▸ DATASET EXCERPTS

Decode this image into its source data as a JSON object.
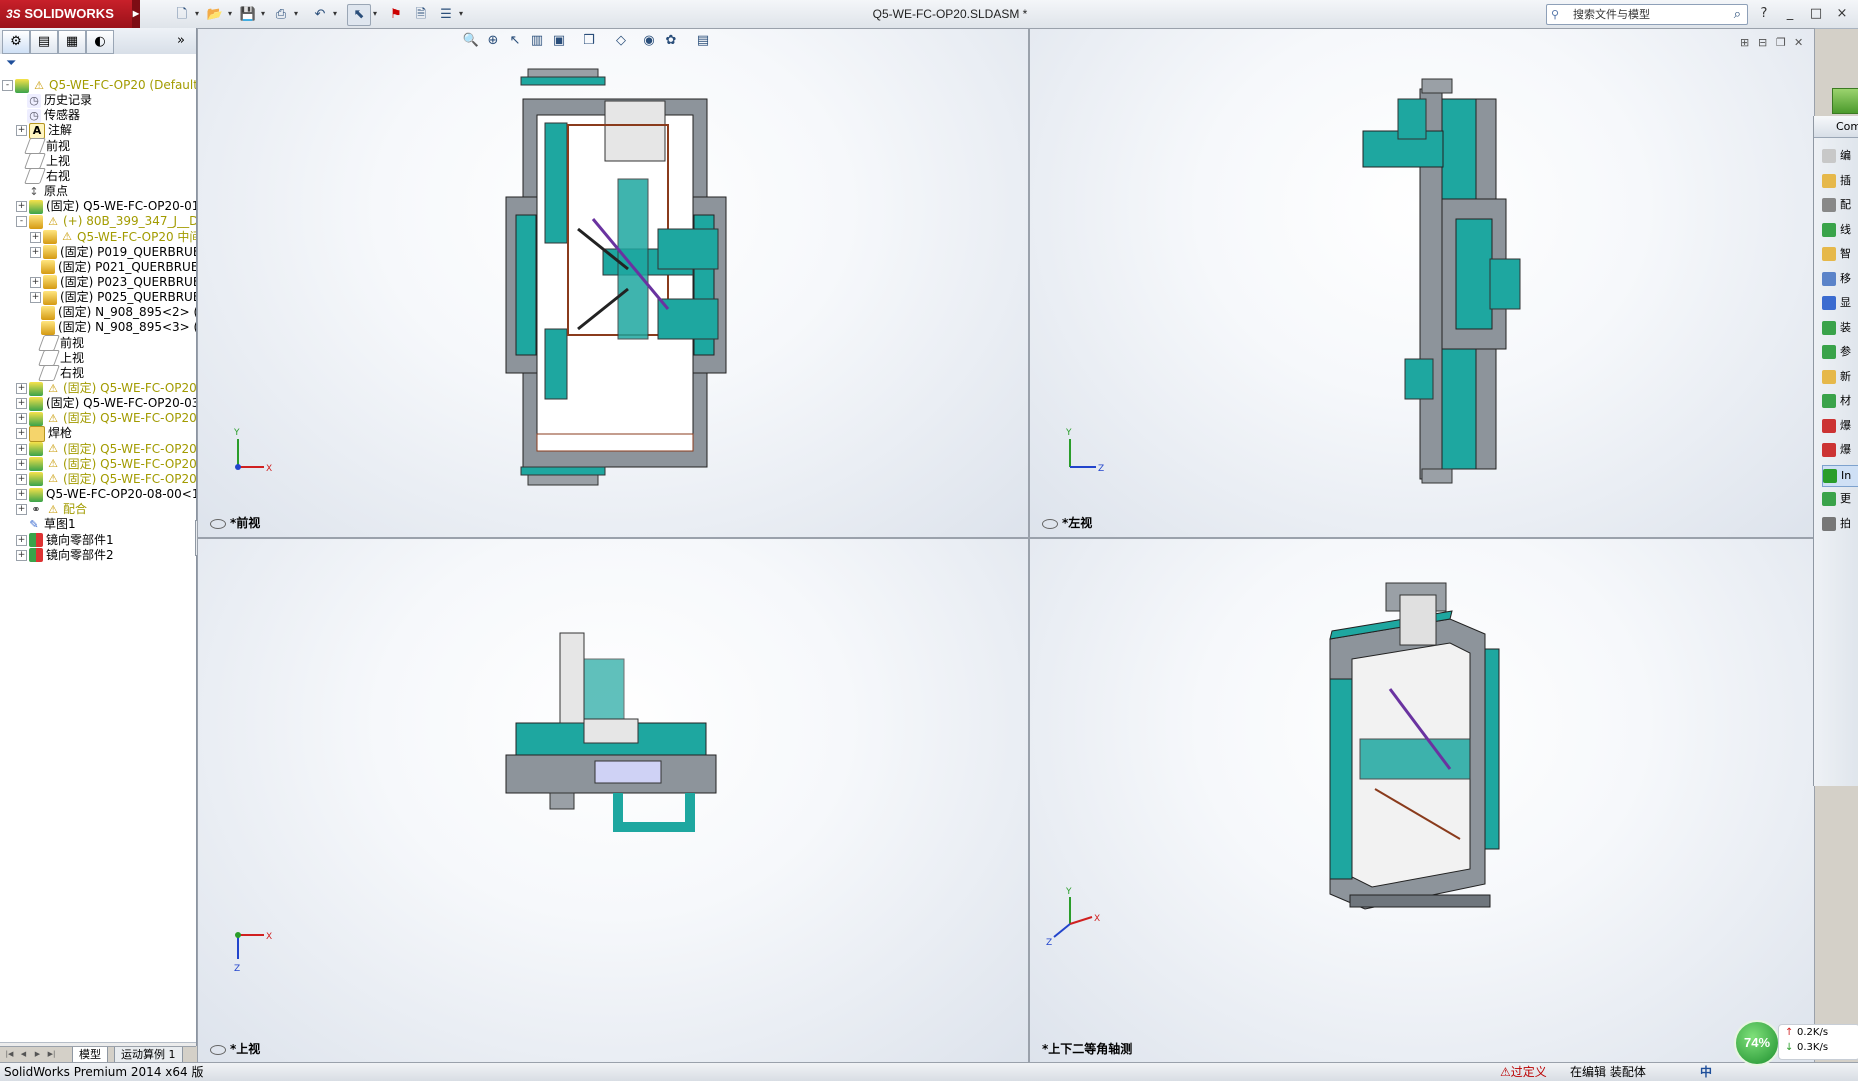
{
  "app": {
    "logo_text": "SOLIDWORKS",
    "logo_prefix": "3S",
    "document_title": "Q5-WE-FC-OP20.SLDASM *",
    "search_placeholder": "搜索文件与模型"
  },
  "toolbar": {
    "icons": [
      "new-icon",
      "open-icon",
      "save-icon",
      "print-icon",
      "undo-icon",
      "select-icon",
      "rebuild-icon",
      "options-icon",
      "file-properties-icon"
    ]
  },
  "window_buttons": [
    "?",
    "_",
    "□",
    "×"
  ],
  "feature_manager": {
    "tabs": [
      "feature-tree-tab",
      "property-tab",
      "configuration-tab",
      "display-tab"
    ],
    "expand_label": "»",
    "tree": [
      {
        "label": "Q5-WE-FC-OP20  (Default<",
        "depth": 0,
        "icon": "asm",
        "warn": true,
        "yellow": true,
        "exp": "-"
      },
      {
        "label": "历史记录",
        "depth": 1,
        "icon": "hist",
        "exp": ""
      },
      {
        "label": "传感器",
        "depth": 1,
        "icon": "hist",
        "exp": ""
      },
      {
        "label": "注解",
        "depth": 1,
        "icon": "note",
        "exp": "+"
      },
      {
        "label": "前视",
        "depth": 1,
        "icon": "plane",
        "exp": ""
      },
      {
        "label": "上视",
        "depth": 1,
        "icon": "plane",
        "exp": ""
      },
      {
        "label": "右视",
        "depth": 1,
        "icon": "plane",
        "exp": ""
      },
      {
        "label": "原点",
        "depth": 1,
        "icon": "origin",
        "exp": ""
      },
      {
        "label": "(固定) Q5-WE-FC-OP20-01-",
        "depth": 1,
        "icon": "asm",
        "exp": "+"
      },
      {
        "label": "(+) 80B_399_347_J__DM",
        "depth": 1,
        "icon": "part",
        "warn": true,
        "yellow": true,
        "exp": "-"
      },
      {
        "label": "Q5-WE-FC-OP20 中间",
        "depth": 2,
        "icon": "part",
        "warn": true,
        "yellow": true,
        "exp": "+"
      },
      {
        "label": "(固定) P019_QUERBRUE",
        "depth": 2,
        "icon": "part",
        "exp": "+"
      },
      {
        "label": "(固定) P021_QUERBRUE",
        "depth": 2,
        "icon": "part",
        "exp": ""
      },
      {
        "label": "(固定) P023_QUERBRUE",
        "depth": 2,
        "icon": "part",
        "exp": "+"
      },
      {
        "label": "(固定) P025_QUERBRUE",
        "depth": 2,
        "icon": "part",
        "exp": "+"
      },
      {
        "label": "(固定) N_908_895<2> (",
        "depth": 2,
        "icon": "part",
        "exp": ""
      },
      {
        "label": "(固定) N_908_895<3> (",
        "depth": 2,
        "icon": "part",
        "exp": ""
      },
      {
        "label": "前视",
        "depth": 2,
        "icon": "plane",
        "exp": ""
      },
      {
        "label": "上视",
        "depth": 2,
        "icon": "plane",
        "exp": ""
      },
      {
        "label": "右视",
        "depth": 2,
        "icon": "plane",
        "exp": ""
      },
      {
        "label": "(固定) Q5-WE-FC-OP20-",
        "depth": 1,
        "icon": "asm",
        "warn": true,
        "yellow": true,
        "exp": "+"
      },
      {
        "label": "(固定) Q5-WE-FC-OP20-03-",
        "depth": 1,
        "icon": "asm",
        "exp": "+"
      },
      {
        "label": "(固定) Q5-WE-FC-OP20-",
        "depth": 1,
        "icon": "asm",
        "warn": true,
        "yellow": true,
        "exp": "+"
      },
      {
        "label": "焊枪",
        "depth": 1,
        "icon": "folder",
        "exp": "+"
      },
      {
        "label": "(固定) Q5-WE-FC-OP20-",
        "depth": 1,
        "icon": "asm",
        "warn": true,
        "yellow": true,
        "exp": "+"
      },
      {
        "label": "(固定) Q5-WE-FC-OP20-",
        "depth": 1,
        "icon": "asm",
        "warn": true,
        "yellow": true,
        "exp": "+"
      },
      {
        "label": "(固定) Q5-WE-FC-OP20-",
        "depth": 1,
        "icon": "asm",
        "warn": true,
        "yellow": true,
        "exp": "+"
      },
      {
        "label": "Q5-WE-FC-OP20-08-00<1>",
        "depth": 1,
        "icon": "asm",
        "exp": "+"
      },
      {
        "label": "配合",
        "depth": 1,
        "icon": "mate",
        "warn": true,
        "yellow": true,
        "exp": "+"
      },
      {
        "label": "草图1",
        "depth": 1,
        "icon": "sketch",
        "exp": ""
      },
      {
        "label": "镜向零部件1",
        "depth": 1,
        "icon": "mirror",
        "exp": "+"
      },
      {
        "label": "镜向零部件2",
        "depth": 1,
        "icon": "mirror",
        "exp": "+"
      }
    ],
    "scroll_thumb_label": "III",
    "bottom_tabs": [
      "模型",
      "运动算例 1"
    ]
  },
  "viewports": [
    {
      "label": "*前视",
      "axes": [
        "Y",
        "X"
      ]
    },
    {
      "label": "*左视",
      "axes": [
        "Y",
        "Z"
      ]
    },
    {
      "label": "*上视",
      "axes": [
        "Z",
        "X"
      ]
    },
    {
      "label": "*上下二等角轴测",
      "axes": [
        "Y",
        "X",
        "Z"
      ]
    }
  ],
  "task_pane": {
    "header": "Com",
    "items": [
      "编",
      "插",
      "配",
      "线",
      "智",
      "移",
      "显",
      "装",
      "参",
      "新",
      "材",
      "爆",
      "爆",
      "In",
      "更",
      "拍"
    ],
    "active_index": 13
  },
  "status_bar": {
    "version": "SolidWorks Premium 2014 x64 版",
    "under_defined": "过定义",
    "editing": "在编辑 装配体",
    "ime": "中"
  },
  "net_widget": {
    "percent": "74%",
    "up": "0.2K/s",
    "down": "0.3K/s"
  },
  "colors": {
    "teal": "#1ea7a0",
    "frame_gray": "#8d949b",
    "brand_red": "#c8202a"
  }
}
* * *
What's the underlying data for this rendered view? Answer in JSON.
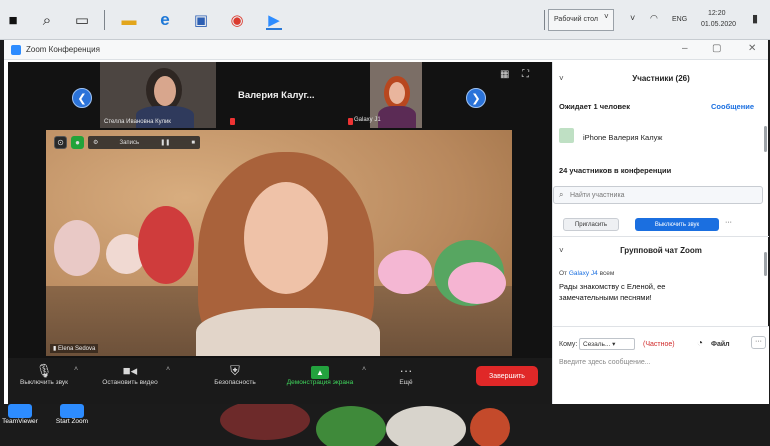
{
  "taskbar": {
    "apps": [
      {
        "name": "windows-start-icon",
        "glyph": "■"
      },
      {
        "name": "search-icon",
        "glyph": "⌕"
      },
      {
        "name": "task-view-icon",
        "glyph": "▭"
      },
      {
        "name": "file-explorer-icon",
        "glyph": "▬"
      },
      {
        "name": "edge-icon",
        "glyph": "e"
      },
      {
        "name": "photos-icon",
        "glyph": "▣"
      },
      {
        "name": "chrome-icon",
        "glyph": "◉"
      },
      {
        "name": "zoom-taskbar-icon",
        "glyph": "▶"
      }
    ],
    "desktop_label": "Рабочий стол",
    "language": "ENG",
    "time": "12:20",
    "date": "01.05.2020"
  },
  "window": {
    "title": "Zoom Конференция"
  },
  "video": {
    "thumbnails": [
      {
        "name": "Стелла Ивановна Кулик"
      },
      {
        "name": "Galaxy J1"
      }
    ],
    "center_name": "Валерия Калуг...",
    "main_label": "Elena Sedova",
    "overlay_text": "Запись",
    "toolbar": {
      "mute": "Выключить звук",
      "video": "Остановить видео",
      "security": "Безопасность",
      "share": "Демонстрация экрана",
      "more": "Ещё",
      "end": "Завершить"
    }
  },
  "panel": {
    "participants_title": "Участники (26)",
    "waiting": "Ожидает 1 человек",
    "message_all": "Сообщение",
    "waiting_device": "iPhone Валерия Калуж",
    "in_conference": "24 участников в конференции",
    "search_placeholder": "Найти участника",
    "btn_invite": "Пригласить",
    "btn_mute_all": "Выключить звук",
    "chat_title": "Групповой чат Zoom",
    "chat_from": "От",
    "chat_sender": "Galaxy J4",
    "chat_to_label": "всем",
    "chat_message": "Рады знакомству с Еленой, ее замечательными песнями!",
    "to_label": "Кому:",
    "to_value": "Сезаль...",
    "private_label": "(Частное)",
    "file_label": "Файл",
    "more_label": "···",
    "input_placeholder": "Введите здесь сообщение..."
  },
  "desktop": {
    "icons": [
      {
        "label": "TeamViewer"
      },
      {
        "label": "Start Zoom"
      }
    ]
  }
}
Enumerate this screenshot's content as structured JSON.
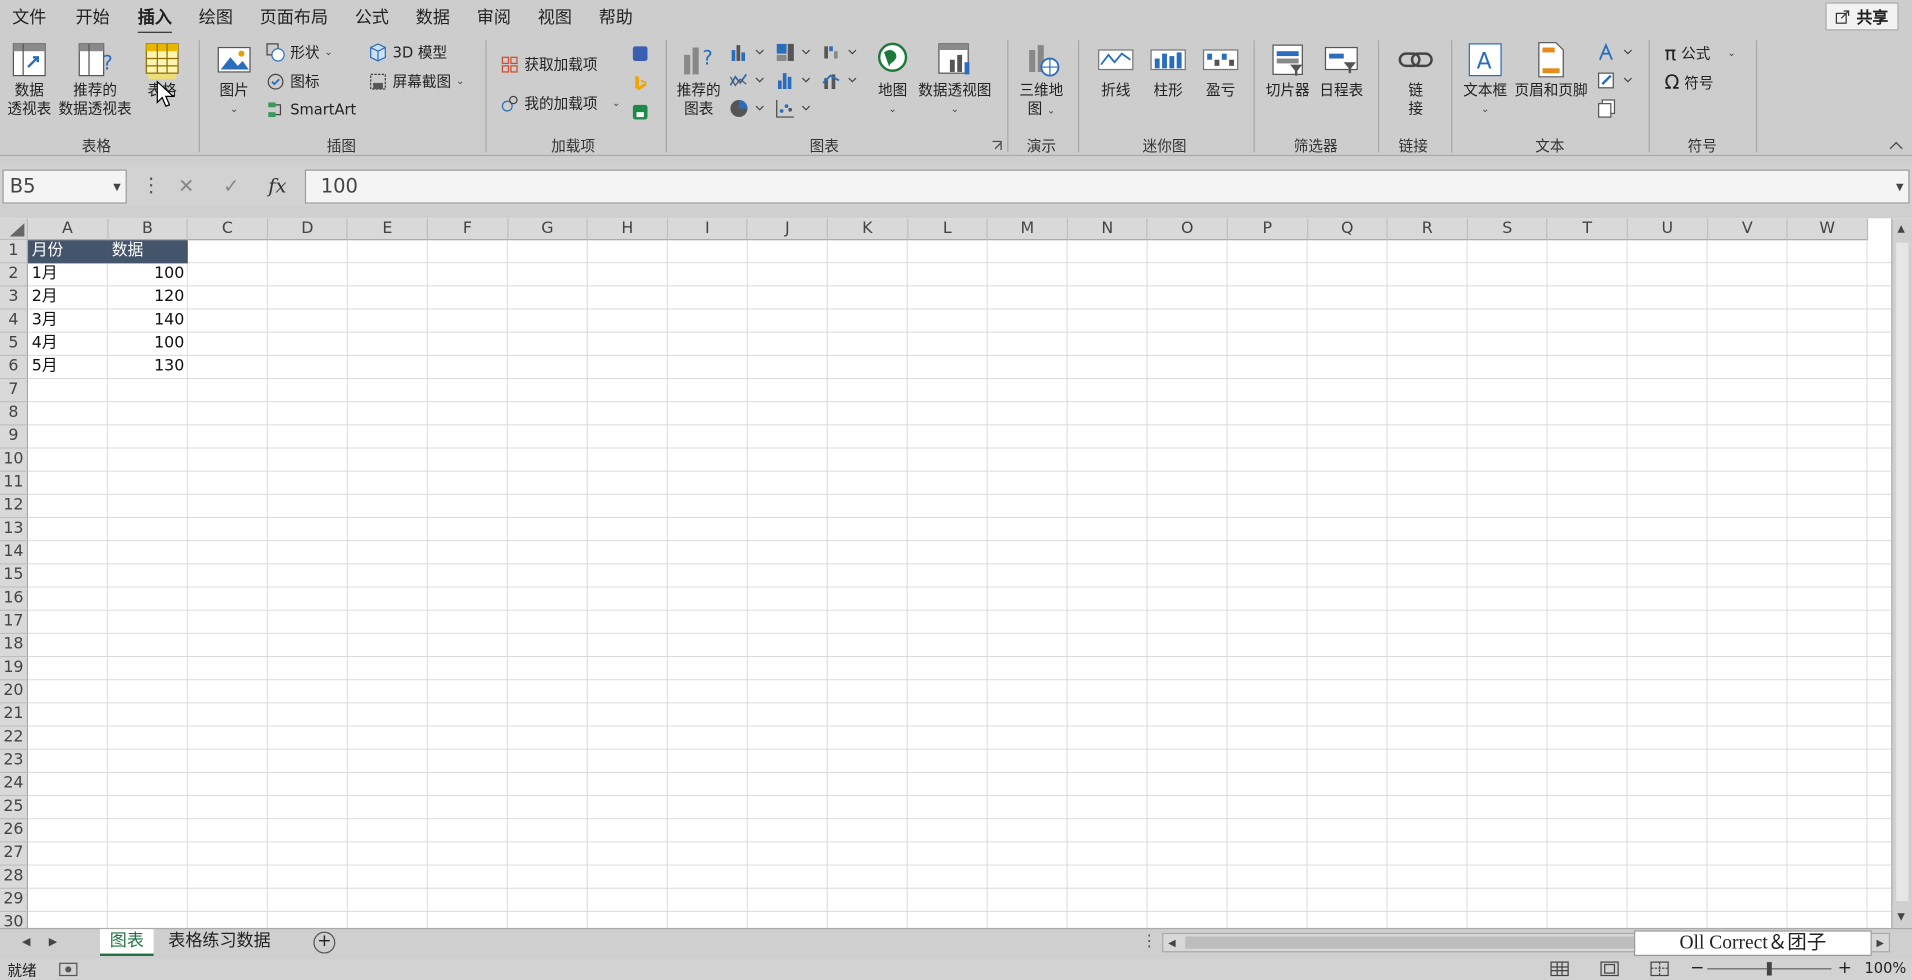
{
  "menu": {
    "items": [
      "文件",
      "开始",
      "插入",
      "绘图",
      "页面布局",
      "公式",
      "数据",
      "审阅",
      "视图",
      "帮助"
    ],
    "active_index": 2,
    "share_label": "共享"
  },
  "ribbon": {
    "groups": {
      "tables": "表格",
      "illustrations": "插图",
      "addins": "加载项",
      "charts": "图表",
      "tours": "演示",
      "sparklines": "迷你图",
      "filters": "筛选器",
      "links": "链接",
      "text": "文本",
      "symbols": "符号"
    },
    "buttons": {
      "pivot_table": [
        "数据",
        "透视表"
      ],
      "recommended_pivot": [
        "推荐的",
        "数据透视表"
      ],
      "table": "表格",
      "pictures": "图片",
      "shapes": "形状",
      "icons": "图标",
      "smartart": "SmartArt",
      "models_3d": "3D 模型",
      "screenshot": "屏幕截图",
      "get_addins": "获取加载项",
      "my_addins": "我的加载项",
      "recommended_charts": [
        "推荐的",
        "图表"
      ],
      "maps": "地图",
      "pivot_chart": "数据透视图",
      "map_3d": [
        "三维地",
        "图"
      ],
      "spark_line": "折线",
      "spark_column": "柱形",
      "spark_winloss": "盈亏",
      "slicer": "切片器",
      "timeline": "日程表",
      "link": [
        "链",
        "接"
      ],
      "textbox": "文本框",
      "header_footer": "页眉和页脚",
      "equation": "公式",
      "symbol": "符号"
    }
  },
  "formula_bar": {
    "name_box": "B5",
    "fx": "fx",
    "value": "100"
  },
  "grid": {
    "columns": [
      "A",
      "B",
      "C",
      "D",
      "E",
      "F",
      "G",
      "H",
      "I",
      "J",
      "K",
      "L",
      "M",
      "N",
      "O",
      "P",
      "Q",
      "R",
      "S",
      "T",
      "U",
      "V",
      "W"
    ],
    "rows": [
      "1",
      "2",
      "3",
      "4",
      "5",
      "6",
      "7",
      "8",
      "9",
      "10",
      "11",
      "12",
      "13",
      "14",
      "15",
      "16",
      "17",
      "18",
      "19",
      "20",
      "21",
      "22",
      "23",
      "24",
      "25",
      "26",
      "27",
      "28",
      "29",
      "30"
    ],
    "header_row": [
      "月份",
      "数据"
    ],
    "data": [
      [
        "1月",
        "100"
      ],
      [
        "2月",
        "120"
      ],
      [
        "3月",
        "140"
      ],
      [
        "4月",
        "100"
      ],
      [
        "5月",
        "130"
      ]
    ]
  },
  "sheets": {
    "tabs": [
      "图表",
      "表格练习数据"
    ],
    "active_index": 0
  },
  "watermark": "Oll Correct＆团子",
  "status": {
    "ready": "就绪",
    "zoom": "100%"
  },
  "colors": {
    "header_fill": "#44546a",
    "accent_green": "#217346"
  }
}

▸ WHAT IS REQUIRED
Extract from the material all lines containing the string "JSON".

▸ WRITTEN ANSWER
Decode this image into its source data as a JSON object.
What's the underlying data for this rendered view? Answer in JSON.
Enumerate this screenshot's content as structured JSON.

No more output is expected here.